So with that in mind think about the positives.

1. The scar tissue is nearly completely sealed and the bloke said not to look at the scar tissue now from an aesthetic point of view and think that this is how it's going to be, he was saying in a year, the difference will be dramatic. I asked about having the scars treated with massage and he seemed to agree that it was a good idea, but also seemed to think that this will be inlcuded in the physio stages of the recovery. Michelle asked about the physio and he said that this could now start and forms were filled in to instigate the physio. I asked about whether the scar tissue and wounds were such that they affected the muscle structure and he said that on the scans this wasn't evident.

2. The bones he was happy with and feels there's no issue. What he did say though was that Joe needs to be progressively looking to load weight onto the foot/leg. He explained to Joe, that in space where the astronauts are subjected to weightless-ness all their muscle tissue wastes away and calcium deficiency in the bones becomes an issue...

From -

Musculoskeletal Impacts

Even during periods of short duration in space, your muscles and bones begin to deteriorate. This is particularly true in your legs, which rapidly lose calcium in weightless conditions where they don't have much work to do. You'll lose muscle mass, and your bones will become weaker. You might lose up to 10 percent of bone in your lower limbs, according to the Canadian Space Agency. It's been estimated that astronauts risk losing two percent of their total bone mass for every month spent in zero gravity.

Read more:

He then said that if Joe puts weight onto the leg, the body responds in that it feeds more calcium and hormones to the leg and the recovery process speeds up and becomes more efficient. Michelle asked - in that case could Joe remove the boot and walk around indoors without the boot putting weight through the injury and he said yes. So indoors now the order of the day is boot off and more weight, hopefully Joe will buy into it and do this. I'm trying to get him to have the leg up high as well when he's sitting around.

3. The Pins; The next appointment is at the end of August and the consultant has said that they'll then consider the removal of the pins, if the bones look good enough, it then maybe as little as a month and the pins will be removed.

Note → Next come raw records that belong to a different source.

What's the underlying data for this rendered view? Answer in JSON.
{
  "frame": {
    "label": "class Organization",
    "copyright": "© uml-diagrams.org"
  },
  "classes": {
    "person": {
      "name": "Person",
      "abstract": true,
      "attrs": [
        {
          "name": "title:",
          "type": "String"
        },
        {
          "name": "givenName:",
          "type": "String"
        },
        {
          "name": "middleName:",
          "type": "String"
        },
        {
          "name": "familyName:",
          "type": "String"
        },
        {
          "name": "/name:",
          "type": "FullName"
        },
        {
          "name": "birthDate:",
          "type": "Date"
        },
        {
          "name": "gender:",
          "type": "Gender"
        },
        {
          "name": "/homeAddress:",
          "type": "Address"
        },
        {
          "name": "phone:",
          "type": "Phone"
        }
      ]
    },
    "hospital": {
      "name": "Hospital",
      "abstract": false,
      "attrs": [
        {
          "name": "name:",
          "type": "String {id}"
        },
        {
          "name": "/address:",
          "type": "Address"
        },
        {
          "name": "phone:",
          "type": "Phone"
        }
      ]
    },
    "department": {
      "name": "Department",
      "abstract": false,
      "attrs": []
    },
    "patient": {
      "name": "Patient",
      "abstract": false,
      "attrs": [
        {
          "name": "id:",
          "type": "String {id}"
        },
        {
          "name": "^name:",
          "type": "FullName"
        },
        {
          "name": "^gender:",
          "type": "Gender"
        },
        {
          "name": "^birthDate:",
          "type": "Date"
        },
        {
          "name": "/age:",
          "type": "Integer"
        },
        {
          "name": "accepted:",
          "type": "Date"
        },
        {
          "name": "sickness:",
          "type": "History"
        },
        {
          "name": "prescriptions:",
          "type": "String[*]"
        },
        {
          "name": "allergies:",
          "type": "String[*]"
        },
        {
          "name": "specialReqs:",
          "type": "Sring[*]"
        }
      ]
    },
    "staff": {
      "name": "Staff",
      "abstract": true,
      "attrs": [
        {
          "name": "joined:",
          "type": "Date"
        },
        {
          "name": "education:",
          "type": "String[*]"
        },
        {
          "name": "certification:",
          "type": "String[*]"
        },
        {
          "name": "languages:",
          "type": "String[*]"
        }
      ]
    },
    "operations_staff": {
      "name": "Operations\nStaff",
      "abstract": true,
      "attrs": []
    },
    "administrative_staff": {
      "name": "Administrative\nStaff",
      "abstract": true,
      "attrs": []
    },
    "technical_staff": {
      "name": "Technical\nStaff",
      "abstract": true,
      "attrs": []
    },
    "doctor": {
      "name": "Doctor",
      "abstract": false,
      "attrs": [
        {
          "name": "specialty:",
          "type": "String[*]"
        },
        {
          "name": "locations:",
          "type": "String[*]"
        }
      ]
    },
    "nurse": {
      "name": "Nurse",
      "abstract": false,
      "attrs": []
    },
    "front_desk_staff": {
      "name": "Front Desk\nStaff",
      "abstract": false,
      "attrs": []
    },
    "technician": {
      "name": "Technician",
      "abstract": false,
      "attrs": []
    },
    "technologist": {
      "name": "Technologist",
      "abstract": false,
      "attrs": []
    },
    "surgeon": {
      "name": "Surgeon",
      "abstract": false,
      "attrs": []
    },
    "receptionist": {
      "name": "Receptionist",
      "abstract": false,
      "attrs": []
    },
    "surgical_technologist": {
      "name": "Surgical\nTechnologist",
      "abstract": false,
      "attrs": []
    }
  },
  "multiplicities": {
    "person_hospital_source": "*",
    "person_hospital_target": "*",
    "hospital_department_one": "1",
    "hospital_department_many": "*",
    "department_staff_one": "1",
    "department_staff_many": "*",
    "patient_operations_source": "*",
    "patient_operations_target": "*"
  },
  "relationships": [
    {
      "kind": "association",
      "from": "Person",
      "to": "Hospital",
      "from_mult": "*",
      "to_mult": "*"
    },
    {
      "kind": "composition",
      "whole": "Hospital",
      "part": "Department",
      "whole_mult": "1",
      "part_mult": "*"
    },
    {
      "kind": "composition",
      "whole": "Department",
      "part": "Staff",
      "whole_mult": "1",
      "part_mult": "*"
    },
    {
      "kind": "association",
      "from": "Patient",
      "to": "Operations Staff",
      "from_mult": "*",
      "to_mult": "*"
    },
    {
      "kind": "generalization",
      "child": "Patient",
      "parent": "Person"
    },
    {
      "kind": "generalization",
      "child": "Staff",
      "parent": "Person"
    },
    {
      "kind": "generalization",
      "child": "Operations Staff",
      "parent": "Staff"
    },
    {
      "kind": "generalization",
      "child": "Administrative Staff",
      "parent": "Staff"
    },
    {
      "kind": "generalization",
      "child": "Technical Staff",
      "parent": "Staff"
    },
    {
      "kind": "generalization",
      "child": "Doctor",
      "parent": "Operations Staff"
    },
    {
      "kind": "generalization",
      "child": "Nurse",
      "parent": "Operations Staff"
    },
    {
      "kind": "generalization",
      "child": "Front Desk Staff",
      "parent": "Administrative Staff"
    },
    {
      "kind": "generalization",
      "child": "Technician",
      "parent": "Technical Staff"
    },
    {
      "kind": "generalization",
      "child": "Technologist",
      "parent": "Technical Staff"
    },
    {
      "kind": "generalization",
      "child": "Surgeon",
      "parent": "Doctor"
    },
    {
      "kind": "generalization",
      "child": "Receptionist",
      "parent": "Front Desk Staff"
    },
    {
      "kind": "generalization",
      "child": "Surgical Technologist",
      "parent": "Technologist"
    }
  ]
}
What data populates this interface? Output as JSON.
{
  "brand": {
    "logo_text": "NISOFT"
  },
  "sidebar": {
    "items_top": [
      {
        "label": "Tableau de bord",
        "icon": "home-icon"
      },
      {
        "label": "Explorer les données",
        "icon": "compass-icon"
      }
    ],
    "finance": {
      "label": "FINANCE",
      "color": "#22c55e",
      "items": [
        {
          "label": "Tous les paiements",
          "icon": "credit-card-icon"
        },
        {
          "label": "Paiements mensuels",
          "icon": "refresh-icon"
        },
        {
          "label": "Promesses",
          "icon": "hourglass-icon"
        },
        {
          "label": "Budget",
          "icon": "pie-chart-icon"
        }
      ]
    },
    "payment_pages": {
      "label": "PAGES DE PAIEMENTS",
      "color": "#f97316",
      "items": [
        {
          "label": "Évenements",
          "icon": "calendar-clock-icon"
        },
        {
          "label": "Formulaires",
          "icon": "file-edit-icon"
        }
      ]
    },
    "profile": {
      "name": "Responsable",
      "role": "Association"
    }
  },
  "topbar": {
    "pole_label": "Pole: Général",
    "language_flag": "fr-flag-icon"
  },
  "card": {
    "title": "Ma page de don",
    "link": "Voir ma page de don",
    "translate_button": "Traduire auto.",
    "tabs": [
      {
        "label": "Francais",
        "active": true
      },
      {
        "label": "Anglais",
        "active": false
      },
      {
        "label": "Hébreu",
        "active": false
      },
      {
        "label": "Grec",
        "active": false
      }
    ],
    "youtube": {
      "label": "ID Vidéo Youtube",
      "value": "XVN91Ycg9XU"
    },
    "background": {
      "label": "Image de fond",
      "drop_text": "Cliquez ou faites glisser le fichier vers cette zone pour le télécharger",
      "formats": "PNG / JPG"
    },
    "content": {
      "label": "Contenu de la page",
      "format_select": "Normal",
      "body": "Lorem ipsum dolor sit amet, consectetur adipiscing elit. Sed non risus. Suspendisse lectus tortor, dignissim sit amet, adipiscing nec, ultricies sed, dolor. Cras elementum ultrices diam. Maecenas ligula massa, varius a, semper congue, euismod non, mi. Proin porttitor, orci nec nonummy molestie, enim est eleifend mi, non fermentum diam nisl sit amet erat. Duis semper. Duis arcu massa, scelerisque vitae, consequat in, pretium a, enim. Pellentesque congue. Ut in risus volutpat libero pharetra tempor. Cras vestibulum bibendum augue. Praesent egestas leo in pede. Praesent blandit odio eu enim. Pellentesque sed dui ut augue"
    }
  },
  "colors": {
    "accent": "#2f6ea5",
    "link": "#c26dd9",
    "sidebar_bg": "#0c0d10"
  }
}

I think the procedure for the removal is general aneasthetic and a over-night stay?

4. Physio; This is to start soon it seems, it's just a case of waiting for the letter to come with the 1st appointment. This will be interesting as the physio's that we saw last time were hard-core, we were joking in the car that they'll have Joe hopping around the ward on his bad leg within minutes. But seriously these Physio's at the hospital don't muck about - they will have him doing stuff straight away miles out of his comfort zone, but I reckon he needs it, especially now that I know about the astronaut analogy.

5.Weight; I'm concerned about his weight, with no exercise and still eating in the way that he normally does, he is definitely putting on weight and this is something that we'll have to address.

In summary, it is a long process and I can see that it is going to take a year and that there's no way that he's going to be taking part actively in sports during the first months he at his new senior school. I was kind of hoping that by mid September he may be walking around without crutches, but increasingly that seems unlikely. But, everything is moving slowly forwards and the thing I'm looking forward to seeing is the physio taking place.